Apart from Dublin and Munterconnaught (and a pre-natal stint in London), the only place Sean ever lived was Cavan town, half an hour north-west of us.
I have never spent much time there, except for the 2006–7 rugby season when Sean played under-16 rugby for Cavan and I helped out with the coaching. I don’t know the town very well.
In his first year at Cavan Institute, a third-level college (2008–9), Sean studied Multimedia Production … a FETAC level 5 course. He was always good with computers, and the course suited him well. We used to drop him to Virginia each morning, and he would catch the bus to Cavan. The course was largely project-based, and his results for the year were excellent … he gained a distinction or a merit in every subject.
Sean decided to take the next level of the same course in 2009–10. He wanted to live in Cavan so that he wouldn’t have to commute, and his mum and I went along with this. He and another young man rented a fourth-floor apartment at the ridiculously named Hampton Court (nothing like the palace), a few metres from the college. Sean moved in there in September 2009.
Academically, the year was something of a fiasco, as Sean put his social life first. He made a lot of friends, as usual … many of them visited our house in the days following his death.
From correspondence with his tutors, it became clear to us in April or so that Sean would not get his qualification for the year due to poor attendance. (It ought to be said that the tutors, who also visited us, still thought very highly of him.)
Pauline and I went up to Cavan to discuss the situation with him. It was an emotional meeting … Sean felt very bad about, as he saw it, letting us down. (At the start of the current academic year he was advising new students against making the same mistakes.) We knew it wasn’t the end of the world … I had done something similar at the same age.
We weren’t angry with Sean, although we were disappointed that the year would have been a waste, academically speaking. He was still very young, after all … only 18. We are glad now that he concentrated on enjoying himself.
Sean moved out of his apartment, and in with us again, at the end of May. He went up and down to Cavan to see his friends from time to time. He also did some training in bar work there, and in August he worked as a barman at the Breffni Inn during the All-Ireland Fleadh … tough and enjoyable work for him. I was very proud of my son when I watched him behind the bar in the crowded pub. He carried himself well, and was popular with his boss, colleagues and drinkers alike.
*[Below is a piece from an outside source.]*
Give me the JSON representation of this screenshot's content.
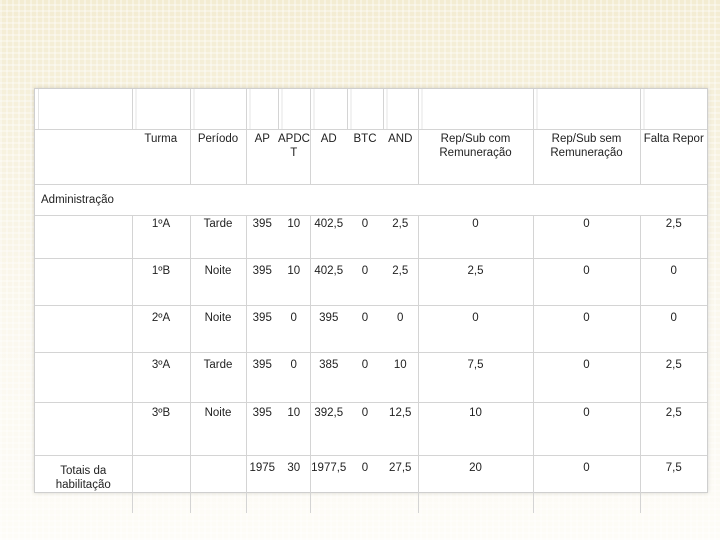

Soon after Sean moved into Hampton Court, he started to communicate with a young woman he could see through the college window across the way (in photo), by holding up notes (I think one said ‘Are you a nurse? Can you heal me?’). This was Clio, a nursing student at the time, and she became the love of Sean’s life. Pauline and I are extremely glad that they met and had such a wonderful year together, even though Clio, like us, is heartbroken. We now see her as a member of our family.